◆ WHAT YOU ARE ASKED TO DO:
Go through the data below and repeat it exactly, skipping each picture.

*** INFORMATION GIVEN ***

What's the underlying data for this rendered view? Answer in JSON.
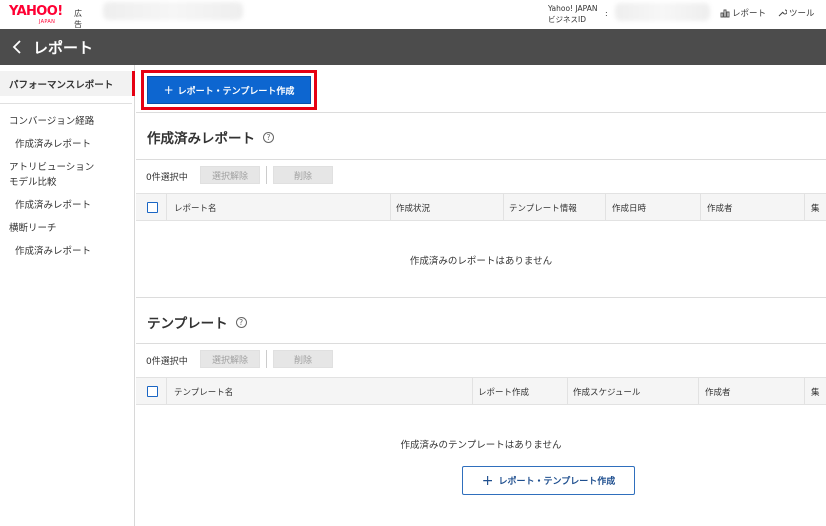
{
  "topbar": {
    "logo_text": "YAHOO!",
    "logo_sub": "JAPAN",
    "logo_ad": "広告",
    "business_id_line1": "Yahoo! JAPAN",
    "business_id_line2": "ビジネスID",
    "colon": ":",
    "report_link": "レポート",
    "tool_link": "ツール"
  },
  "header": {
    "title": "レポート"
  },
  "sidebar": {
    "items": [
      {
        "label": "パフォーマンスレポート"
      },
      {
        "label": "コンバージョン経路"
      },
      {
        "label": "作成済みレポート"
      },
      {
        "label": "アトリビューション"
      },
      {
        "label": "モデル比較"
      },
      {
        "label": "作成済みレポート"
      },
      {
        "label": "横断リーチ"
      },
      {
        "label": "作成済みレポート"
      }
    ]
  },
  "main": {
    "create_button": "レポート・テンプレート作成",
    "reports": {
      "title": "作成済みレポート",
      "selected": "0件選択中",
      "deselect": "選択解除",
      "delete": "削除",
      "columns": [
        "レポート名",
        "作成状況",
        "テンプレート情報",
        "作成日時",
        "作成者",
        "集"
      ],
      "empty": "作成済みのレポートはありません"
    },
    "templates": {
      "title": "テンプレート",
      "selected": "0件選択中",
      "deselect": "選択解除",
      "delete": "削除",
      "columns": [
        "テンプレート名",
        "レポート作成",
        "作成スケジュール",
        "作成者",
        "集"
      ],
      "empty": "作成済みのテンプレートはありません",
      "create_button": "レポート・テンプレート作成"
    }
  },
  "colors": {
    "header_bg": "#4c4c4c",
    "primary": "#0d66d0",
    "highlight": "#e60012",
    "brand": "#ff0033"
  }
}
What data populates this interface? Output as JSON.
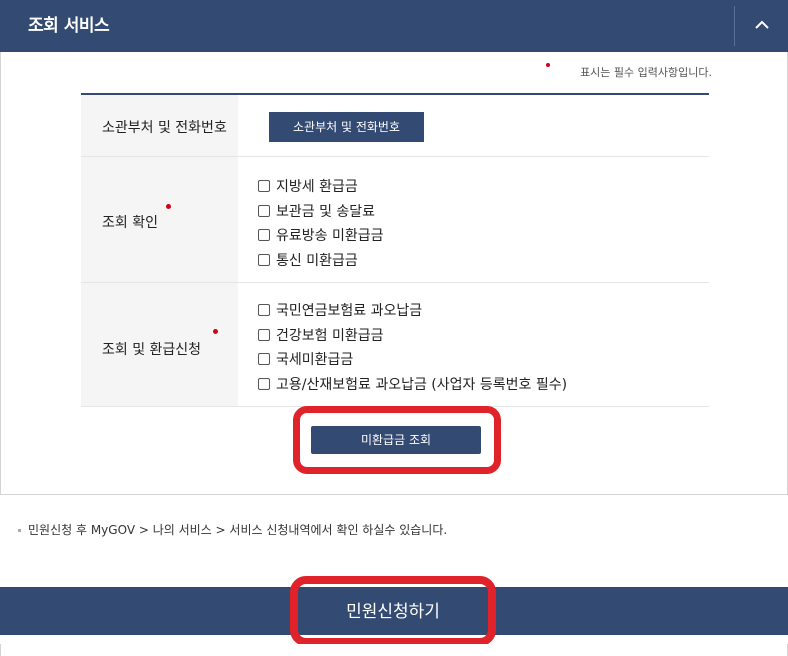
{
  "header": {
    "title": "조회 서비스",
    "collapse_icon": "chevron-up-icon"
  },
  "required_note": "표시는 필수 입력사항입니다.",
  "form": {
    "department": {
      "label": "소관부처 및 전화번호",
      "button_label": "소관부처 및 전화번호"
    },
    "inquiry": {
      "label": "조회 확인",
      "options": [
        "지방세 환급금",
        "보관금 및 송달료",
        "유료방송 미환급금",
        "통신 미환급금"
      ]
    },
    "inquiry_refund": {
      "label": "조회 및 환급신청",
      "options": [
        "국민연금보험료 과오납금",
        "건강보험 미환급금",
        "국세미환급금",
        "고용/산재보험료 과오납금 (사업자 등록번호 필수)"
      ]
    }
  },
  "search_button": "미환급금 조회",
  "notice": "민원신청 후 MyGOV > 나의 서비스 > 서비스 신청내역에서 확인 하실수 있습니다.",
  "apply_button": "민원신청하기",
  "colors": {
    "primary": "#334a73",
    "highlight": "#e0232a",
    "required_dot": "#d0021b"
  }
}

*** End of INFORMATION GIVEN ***

◆ ANSWER FOR THE TASK:
What's the underlying data for this rendered view? Answer in JSON.
{
  "topbar": {
    "logo_text": "YAHOO!",
    "logo_sub": "JAPAN",
    "logo_ad": "広告",
    "business_id_line1": "Yahoo! JAPAN",
    "business_id_line2": "ビジネスID",
    "colon": ":",
    "report_link": "レポート",
    "tool_link": "ツール"
  },
  "header": {
    "title": "レポート"
  },
  "sidebar": {
    "items": [
      {
        "label": "パフォーマンスレポート"
      },
      {
        "label": "コンバージョン経路"
      },
      {
        "label": "作成済みレポート"
      },
      {
        "label": "アトリビューション"
      },
      {
        "label": "モデル比較"
      },
      {
        "label": "作成済みレポート"
      },
      {
        "label": "横断リーチ"
      },
      {
        "label": "作成済みレポート"
      }
    ]
  },
  "main": {
    "create_button": "レポート・テンプレート作成",
    "reports": {
      "title": "作成済みレポート",
      "selected": "0件選択中",
      "deselect": "選択解除",
      "delete": "削除",
      "columns": [
        "レポート名",
        "作成状況",
        "テンプレート情報",
        "作成日時",
        "作成者",
        "集"
      ],
      "empty": "作成済みのレポートはありません"
    },
    "templates": {
      "title": "テンプレート",
      "selected": "0件選択中",
      "deselect": "選択解除",
      "delete": "削除",
      "columns": [
        "テンプレート名",
        "レポート作成",
        "作成スケジュール",
        "作成者",
        "集"
      ],
      "empty": "作成済みのテンプレートはありません",
      "create_button": "レポート・テンプレート作成"
    }
  },
  "colors": {
    "header_bg": "#4c4c4c",
    "primary": "#0d66d0",
    "highlight": "#e60012",
    "brand": "#ff0033"
  }
}
What data populates this interface? Output as JSON.
{
  "header": {
    "title": "조회 서비스",
    "collapse_icon": "chevron-up-icon"
  },
  "required_note": "표시는 필수 입력사항입니다.",
  "form": {
    "department": {
      "label": "소관부처 및 전화번호",
      "button_label": "소관부처 및 전화번호"
    },
    "inquiry": {
      "label": "조회 확인",
      "options": [
        "지방세 환급금",
        "보관금 및 송달료",
        "유료방송 미환급금",
        "통신 미환급금"
      ]
    },
    "inquiry_refund": {
      "label": "조회 및 환급신청",
      "options": [
        "국민연금보험료 과오납금",
        "건강보험 미환급금",
        "국세미환급금",
        "고용/산재보험료 과오납금 (사업자 등록번호 필수)"
      ]
    }
  },
  "search_button": "미환급금 조회",
  "notice": "민원신청 후 MyGOV > 나의 서비스 > 서비스 신청내역에서 확인 하실수 있습니다.",
  "apply_button": "민원신청하기",
  "colors": {
    "primary": "#334a73",
    "highlight": "#e0232a",
    "required_dot": "#d0021b"
  }
}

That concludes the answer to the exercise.